Use the SQL Server FLOAT data type to define columns, variables, and parameters storing floating-point numbers.
By floating point, we mean, numbers that have no fixed decimal place.
Consider using SQL FLOAT when working with scientific values. Unlike DECIMAL, the FLOAT type handles a wide range of numbers:
Here is the range expressed in scientific notation:
If you look here, float can handle all the way up to 306 zeros. So, basically, 1.79 times 10 to the 308th power. Imagine the n umber 179 followed by 306 zeros.
Here it is…
When working with FLOAT keep in mind rounding issues. For example, though 2.50 is considered a FLOAT, you may find, that the number isn’t exactly represented as 2.50 in memory. Instead, you may see the number output as 2.499999.
So, it becomes kind of tricky when you’re comparing values with FLOAT, as the internal representation may be that one decimal place off.
Though FLOAT is great for engineering and scientific application, where calculation prevail, use DECIMAL for financial applications.
Converting FLOAT Values
Here are some things to keep in mind when converting SQL SERVER FLOAT types:
- Converting to integer truncates a FLOAT type.
- Consider using STR over CAST when converting to character data.
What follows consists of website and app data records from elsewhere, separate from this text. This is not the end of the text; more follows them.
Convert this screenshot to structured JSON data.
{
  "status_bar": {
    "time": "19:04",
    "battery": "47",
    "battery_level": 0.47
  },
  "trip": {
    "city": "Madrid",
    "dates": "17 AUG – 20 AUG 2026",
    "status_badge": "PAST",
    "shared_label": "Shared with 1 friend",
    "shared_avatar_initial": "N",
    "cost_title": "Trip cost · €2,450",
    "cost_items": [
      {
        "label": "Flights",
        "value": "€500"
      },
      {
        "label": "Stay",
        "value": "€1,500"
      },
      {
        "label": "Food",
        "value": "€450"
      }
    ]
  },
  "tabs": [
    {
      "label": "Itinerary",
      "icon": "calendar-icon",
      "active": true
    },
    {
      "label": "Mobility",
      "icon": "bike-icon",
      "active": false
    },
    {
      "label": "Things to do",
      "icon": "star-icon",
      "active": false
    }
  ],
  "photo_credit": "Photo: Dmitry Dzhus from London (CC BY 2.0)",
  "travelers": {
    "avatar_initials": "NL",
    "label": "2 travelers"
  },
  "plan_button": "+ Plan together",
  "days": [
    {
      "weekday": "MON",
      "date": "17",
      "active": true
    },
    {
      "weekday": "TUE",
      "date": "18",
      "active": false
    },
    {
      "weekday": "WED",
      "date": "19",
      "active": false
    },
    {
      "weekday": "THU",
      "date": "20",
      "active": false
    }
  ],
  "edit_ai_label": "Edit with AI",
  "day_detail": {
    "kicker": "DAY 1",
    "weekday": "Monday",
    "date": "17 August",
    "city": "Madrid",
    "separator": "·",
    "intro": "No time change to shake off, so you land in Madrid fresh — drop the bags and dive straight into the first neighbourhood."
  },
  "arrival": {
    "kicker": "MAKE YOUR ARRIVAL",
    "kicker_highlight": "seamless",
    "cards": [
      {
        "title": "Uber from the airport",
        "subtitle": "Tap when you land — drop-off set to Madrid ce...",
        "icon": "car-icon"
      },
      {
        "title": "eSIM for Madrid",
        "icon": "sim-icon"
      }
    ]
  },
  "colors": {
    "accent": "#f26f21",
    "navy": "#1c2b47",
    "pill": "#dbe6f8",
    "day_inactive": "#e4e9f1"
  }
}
There are more formatting options.
- Though no longer a restriction, prior to SQL Server 2016, a 17 digit conversion restriction held. Floats less than 5E-18 round down to zero (e.g. 0.0000000000000000050000000000000005).
To learn more about SQL Server data types, check out these useful resources: